    There are 3 and only 3 ways heat is transferred: conduction, convection, and radiation.

  • The fumes when in direct contact with fire are toxic and considered a carcinogen.

  • Can anyone explain number 2 to me? I do not understand what he is trying to say at all!

    • Cut a fork from a branch. Wrap it in foil with flat area between the fork Y and then place there, on the flat foiled area, anything needed for frying on the open fire. The foil will protect the branch from burning for longer than required to fry anything. Hope it helps :).

  • I think Aluminium is great with it’s many uses but aluminum is not at all healthy for the body, let alone the brain. I assume it this point if you have to bug out or otherwise due to dire situations…it would not matter!
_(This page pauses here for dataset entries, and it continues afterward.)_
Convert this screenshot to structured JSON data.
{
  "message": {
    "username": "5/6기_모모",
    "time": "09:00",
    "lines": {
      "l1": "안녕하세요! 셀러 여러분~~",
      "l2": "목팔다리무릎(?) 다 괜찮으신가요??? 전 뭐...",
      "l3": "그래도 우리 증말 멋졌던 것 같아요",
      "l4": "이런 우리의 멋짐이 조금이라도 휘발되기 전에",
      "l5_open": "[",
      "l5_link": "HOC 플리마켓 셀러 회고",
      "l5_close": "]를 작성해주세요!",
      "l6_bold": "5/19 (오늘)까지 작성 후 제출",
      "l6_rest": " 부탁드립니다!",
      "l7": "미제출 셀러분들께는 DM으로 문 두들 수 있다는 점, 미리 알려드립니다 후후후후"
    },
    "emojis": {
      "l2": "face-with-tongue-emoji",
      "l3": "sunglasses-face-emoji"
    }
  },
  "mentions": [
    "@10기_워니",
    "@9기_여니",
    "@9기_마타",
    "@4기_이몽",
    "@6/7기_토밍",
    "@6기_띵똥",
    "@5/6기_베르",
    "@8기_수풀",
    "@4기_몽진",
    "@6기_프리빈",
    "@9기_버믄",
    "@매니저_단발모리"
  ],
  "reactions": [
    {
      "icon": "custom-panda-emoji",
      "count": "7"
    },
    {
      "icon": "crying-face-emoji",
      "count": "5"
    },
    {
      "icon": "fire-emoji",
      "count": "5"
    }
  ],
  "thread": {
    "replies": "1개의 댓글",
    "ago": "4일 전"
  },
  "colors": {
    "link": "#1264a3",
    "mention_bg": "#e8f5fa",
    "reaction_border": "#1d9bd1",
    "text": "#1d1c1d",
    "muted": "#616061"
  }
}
    • That’s right. Aluminum is very toxic under some circumstances. It is the only element (of the common ones) that does NOT HAVE ANY function in the human body or in the ecosystem in its pure metallic form. All aluminum is bonded in compounds and requires tremendous amount of electricity to be retrieved in pure metallic form. It readily reacts with acids and if your food is somewhat acidic (any many are) than some of the aluminum gets in your system playing harmful havoc in many different ways, particularly blocking vitamin D absorption that plays a major role in many essential metabolic processes. Aluminum toxicity in today’s world is very common and is suspected to be the hidden but largely not recognized cause of cancers and many immune system disorders. Even using food wrapping from aluminum can be very toxic in a longer time frame. Wrap a macdonald burger with a lot of ketchup (mild acid) and the next day you will see small holes in the aluminum wrapping where the acid dissolved the metal that penetrated into the food and into your system if you ate it.
      Avoid using aluminum with food processing as much as possible and if necessary only in an emergency situation, not as a rule.

      • Thanks for the info, actually the reminder! I am now going to quit heating my meals on top of aluminum foil on a pan in my toaster oven! Made life very simple and easy, but now I realize perhaps at a hidden cost to my health!
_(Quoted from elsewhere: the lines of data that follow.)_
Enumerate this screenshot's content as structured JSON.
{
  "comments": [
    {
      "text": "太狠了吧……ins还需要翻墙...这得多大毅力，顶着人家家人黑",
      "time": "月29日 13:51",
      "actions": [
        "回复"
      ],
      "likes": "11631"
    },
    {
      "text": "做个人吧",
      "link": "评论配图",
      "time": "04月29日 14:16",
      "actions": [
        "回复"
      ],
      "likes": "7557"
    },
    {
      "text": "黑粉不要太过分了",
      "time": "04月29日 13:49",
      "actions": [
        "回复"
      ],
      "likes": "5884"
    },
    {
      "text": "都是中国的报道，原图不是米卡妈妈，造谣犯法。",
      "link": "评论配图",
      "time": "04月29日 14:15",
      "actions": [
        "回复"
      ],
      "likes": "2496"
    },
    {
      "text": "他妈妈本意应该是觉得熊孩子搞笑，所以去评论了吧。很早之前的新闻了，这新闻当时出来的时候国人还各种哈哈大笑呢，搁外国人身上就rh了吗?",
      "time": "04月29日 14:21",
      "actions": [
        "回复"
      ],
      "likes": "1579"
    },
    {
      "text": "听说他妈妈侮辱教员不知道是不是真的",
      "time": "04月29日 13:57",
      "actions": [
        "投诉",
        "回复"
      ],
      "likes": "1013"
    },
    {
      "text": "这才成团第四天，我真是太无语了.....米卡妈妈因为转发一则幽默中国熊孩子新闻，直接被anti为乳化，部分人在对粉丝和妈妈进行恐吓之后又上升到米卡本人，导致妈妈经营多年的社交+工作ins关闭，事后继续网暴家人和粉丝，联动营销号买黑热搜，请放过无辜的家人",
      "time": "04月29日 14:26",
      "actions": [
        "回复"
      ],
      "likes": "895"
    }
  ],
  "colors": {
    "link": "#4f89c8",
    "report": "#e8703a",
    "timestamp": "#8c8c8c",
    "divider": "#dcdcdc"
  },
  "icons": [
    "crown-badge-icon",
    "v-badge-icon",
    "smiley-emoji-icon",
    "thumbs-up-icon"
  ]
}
        • I found Parchment paper to be a great help instead of aluminum foil, in many cases in the kitchen

  • If you are camping in a national forest or park, you’ll have to carry all your used aluminum foil and other trash out with you. You should do that regardless of where you camp. If you are in a SHTF situation, you’ll have to bury it in an out of the way spot. If you think you are or might be followed you can leave nothing behind to show you’ve been there. Aluminum foil is very versatile and can be used for many things. It’s good to have some ‘heavy duty’ foil on hand. It can, also, be reused, depending on what you use it for.

  • Elaine. #2 is using the forked area of a branch to spread the foil across, anchoring it around the edges. Use the flat surface to cook like a pan.

  • No, aluminum is NOT an insulator. It can reflect heat, but it does not insulate.

    And cooking with aluminum is convenient, but aluminum isn’t good for the body. This is why it’s been said that the increase in the use of aluminum for pots and other cooking uses has a lot to do with the increase in Alzheimer’s.

  • Great ideas, however , 3. Years ago, I learned from my father how to improvise all sorts of cooking accessories from aluminum foil. You can make a serving plate, a cup, a pair of thongs for grilling, and pretty much anything you can think of.

    In the contexts, I think you mean TONGS.

    Thongs, in my world could either be protection for the feet at a beach or sexy under wear.

    • Funny, my mind read tongs. I had to go back and see the typo.

  • Make sure you buy the heavy duty foil, not the regular stuff.

  • This a great reminder of all things which can be useful for SHTF. There are so many ways we use foil around the house why not outdoors. Thanks for the reminder.